The paroled prisoners were not allowed to carry weapons and could not perform any type of military drills per the Cartel agreement. The 88th Ohio did not quite see it that way. The paroled Union prisoners naturally resented being called cowards and giving up. One of their first punishments was with holding the PPOW pay. This resulted in breaking of widows and tearing up some of their living quarters in prison. And this resulted in the 88th Ohio throwing their food over the wall like feeding hogs in buckets letting the food hit the dirt. Things were heating up in a hurry and Stanton kept sending more and more Union paroled prisoners to Camp Chase. By the time Wallace arrived in Columbus it was a mob of angry Union soldiers. The Confederates by enlarge had been sent home for parole and exchange leaving the only prisoners as Union paroled prisoners with the exception of a few Confederate political prisoners.
There is a rather famous photograph of Confederate prisoners dressed as civilians at Camp Chase. It is my opinion these were Union paroled prisoners and not Confederates at all. In the photograph you can see torn buildings and broken windows not to mention a building that had a sign that said United States Post Office but the photograph has to be enlarged in which I did so to see the sign.
Lew Wallace had trouble breathing at Camp Chase because of the filth and smells and was met with yells of liar before he even spoke. One of the first things Lew Wallace did was to pay the Union paroled prisoners and he moved many to the new parole camp called Camp Lew Wallace. Camp Lew Wallace was only in existence for a few months. However in 1870 "The Ohio State University" was founded and Camp Lew Wallace had been within their new grounds. Many of the Union paroled prisoners went on French leave at Camp Lew Wallace which was unauthorized leave and then returning. Some of the PPOW at Camp Lew Wallace never returned.
Seven Union paroled prisoners died at Camp Chase. Today they now have Confederate tombstones at the Camp Chase Confederate Cemetery. For more detailed reading on this subject see the Columbus, Ohio Dispatch article "Blue Among Gray" which can be read online.

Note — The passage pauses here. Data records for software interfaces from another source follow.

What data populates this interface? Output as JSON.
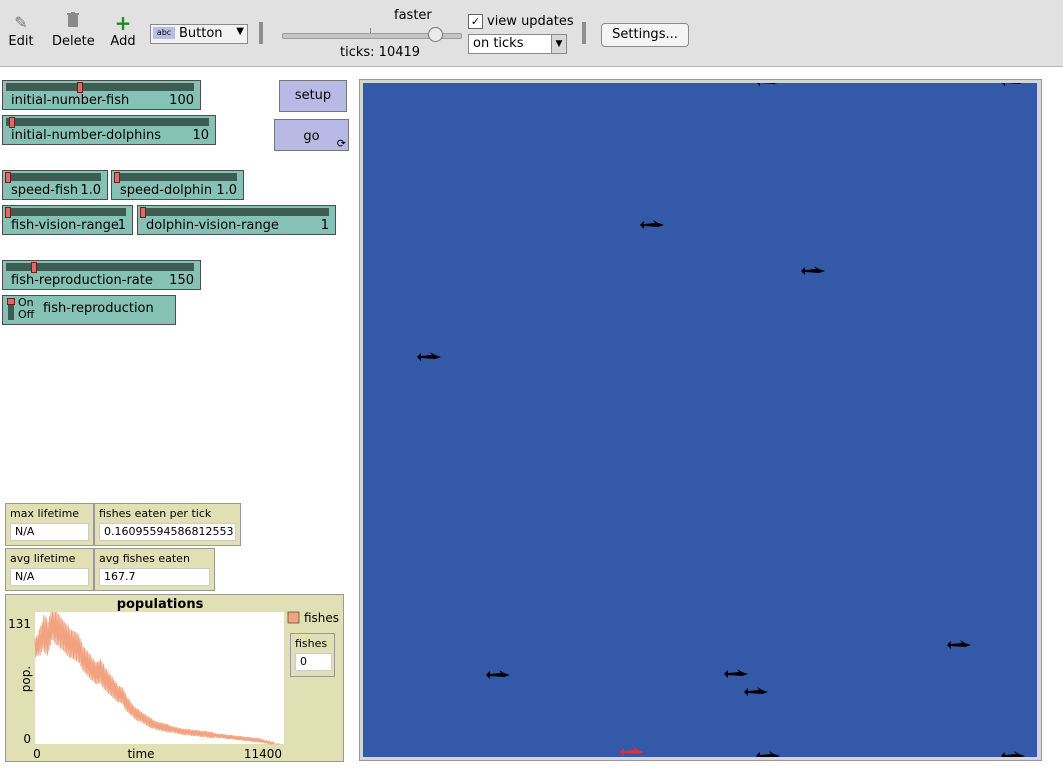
{
  "toolbar": {
    "edit_label": "Edit",
    "delete_label": "Delete",
    "add_label": "Add",
    "widget_type": "Button",
    "widget_type_icon_text": "abc",
    "speed_label": "faster",
    "speed_fraction": 0.85,
    "ticks_text": "ticks: 10419",
    "view_updates_checked": "✓",
    "view_updates_label": "view updates",
    "update_mode": "on ticks",
    "settings_label": "Settings..."
  },
  "sliders": {
    "initial_number_fish": {
      "label": "initial-number-fish",
      "value": "100",
      "fraction": 0.4
    },
    "initial_number_dolphins": {
      "label": "initial-number-dolphins",
      "value": "10",
      "fraction": 0.0
    },
    "speed_fish": {
      "label": "speed-fish",
      "value": "1.0",
      "fraction": 0.0
    },
    "speed_dolphin": {
      "label": "speed-dolphin",
      "value": "1.0",
      "fraction": 0.0
    },
    "fish_vision_range": {
      "label": "fish-vision-range",
      "value": "1",
      "fraction": 0.0
    },
    "dolphin_vision_range": {
      "label": "dolphin-vision-range",
      "value": "1",
      "fraction": 0.0
    },
    "fish_reproduction_rate": {
      "label": "fish-reproduction-rate",
      "value": "150",
      "fraction": 0.15
    }
  },
  "buttons": {
    "setup": "setup",
    "go": "go",
    "go_forever_icon": "arrows-cycle-icon"
  },
  "switch": {
    "label": "fish-reproduction",
    "on_text": "On",
    "off_text": "Off",
    "state": "off"
  },
  "monitors": {
    "max_lifetime": {
      "label": "max lifetime",
      "value": "N/A"
    },
    "fishes_eaten_per_tick": {
      "label": "fishes eaten per tick",
      "value": "0.16095594586812553"
    },
    "avg_lifetime": {
      "label": "avg lifetime",
      "value": "N/A"
    },
    "avg_fishes_eaten": {
      "label": "avg fishes eaten",
      "value": "167.7"
    },
    "fishes": {
      "label": "fishes",
      "value": "0"
    }
  },
  "plot": {
    "title": "populations",
    "legend": "fishes",
    "legend_color": "#f2a27e"
  },
  "chart_data": {
    "type": "line",
    "title": "populations",
    "xlabel": "time",
    "ylabel": "pop.",
    "xlim": [
      0,
      11400
    ],
    "ylim": [
      0,
      131
    ],
    "x_tick_labels": [
      "0",
      "11400"
    ],
    "y_tick_labels": [
      "0",
      "131"
    ],
    "series": [
      {
        "name": "fishes",
        "color": "#f2a27e",
        "x": [
          0,
          200,
          400,
          600,
          800,
          1000,
          1200,
          1400,
          1600,
          1800,
          2000,
          2200,
          2400,
          2600,
          2800,
          3000,
          3200,
          3400,
          3600,
          3800,
          4000,
          4200,
          4400,
          4600,
          4800,
          5000,
          5200,
          5400,
          5600,
          5800,
          6000,
          6200,
          6400,
          6600,
          6800,
          7000,
          7200,
          7400,
          7600,
          7800,
          8000,
          8200,
          8400,
          8600,
          8800,
          9000,
          9200,
          9400,
          9600,
          9800,
          10000,
          10200,
          10400,
          10600,
          10800,
          11000,
          11200
        ],
        "y": [
          95,
          100,
          110,
          105,
          122,
          115,
          110,
          105,
          100,
          98,
          95,
          85,
          80,
          75,
          70,
          72,
          65,
          60,
          55,
          50,
          48,
          40,
          35,
          30,
          28,
          25,
          22,
          20,
          18,
          17,
          16,
          15,
          14,
          13,
          12,
          12,
          11,
          11,
          10,
          10,
          9,
          9,
          8,
          8,
          7,
          7,
          6,
          6,
          5,
          5,
          4,
          4,
          3,
          2,
          1,
          0,
          0
        ],
        "amplitude": [
          10,
          14,
          18,
          16,
          18,
          16,
          15,
          15,
          14,
          14,
          13,
          12,
          12,
          11,
          11,
          12,
          11,
          10,
          9,
          8,
          8,
          7,
          6,
          6,
          5,
          5,
          5,
          4,
          4,
          4,
          4,
          3,
          3,
          3,
          3,
          3,
          3,
          3,
          3,
          3,
          3,
          2,
          2,
          2,
          2,
          2,
          2,
          2,
          2,
          2,
          2,
          2,
          1,
          1,
          1,
          0,
          0
        ]
      }
    ]
  },
  "world": {
    "background": "#3459a8",
    "fish_color": "#000000",
    "dolphin_color": "#e4302a"
  }
}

One Union paroled prisoner had been with the hard charging Ohio 3rd Infantry and was captured by Forrest as he had belonged to Able Streight's command. The Union paroled prisoner at Camp Chase was Cornelius Driscoll and had told the 88th Ohio guard he was going out the front gate for a drink. The guard said he would shoot him if he did so. The only thing we know is that the 88th Ohio guard shot and killed private Cornelius Driscoll of the 3rd Ohio Infantry. And in a flash a riot occurred. The 3rd Ohio was fighting the 88th Ohio at Camp Chase. The 3rd Ohio did manage to burn down some of the 88th Ohio living quarters. But just as quick the riot ended but not before causing a lot of damage to soldiers and property alike.